Posted: 16 May 2022
Over the last few weeks I have been reporting that things aren't taking place in the way that they have over the last few years. Since 2017 the swans have been nesting on the main island. Until last year, when they nested on the western tip, they had always built the nest at the northern tip of the island. It had become so routine I began not to bother to record when they had begun nest building.
This year was different. We did not see the kind of behaviour that I first described as Cambridge's ASBO Swan as nesting began when a lone male also appeared on site, but we did have a battle between two pairs in February.
On Friday, after visits by one swan then a pair over the last few weeks, we had three on site and battle commenced but, as with the Canada geese, this mating behaviour was late compared with previous years.
I didn't witness the battle but was called into the lounge to see the waves on the lake that had been generated by the battle. By then all was calm but we could make out that the swans were just the other side of the fence separating us from the cottages next door. I went through the gate to find the pair in the water with slightly raised wings, a posture that seems to be adopted before a fight.
There were comings and goings over the weekend but by Sunday night (the photo was taken at 20:34), rather than a pair we had a single bird and it settled for the night on the traditional nest site at the northern tip of the island.

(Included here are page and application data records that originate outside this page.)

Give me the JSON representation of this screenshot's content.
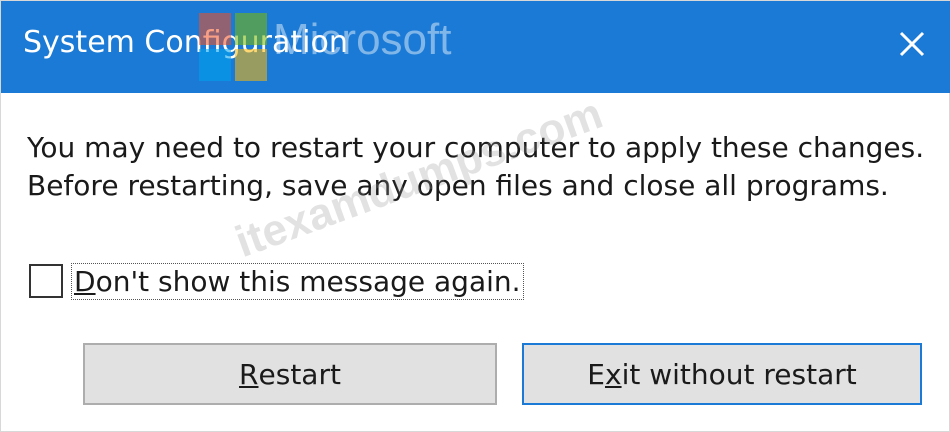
{
  "window": {
    "title": "System Configuration",
    "close_icon": "close-icon",
    "titlebar_color": "#1a7ad6"
  },
  "message": {
    "line1": "You may need to restart your computer to apply these changes.",
    "line2": "Before restarting, save any open files and close all programs."
  },
  "checkbox": {
    "label_prefix": "",
    "label_mnemonic": "D",
    "label_rest": "on't show this message again.",
    "checked": false
  },
  "buttons": {
    "restart_mnemonic": "R",
    "restart_rest": "estart",
    "exit_prefix": "E",
    "exit_mnemonic": "x",
    "exit_rest": "it without restart"
  },
  "watermark": {
    "brand": "Microsoft",
    "site": "itexamdumps.com"
  }
}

Why all this fuss about the swans? It is the swans that appear to see off the geese that the cottage owners have been concerned about in the past. With their tendency to poo every six minutes, the lawns behind the cottages can become a mess that gets transferred into the cottages causing a big cleaning problem for them.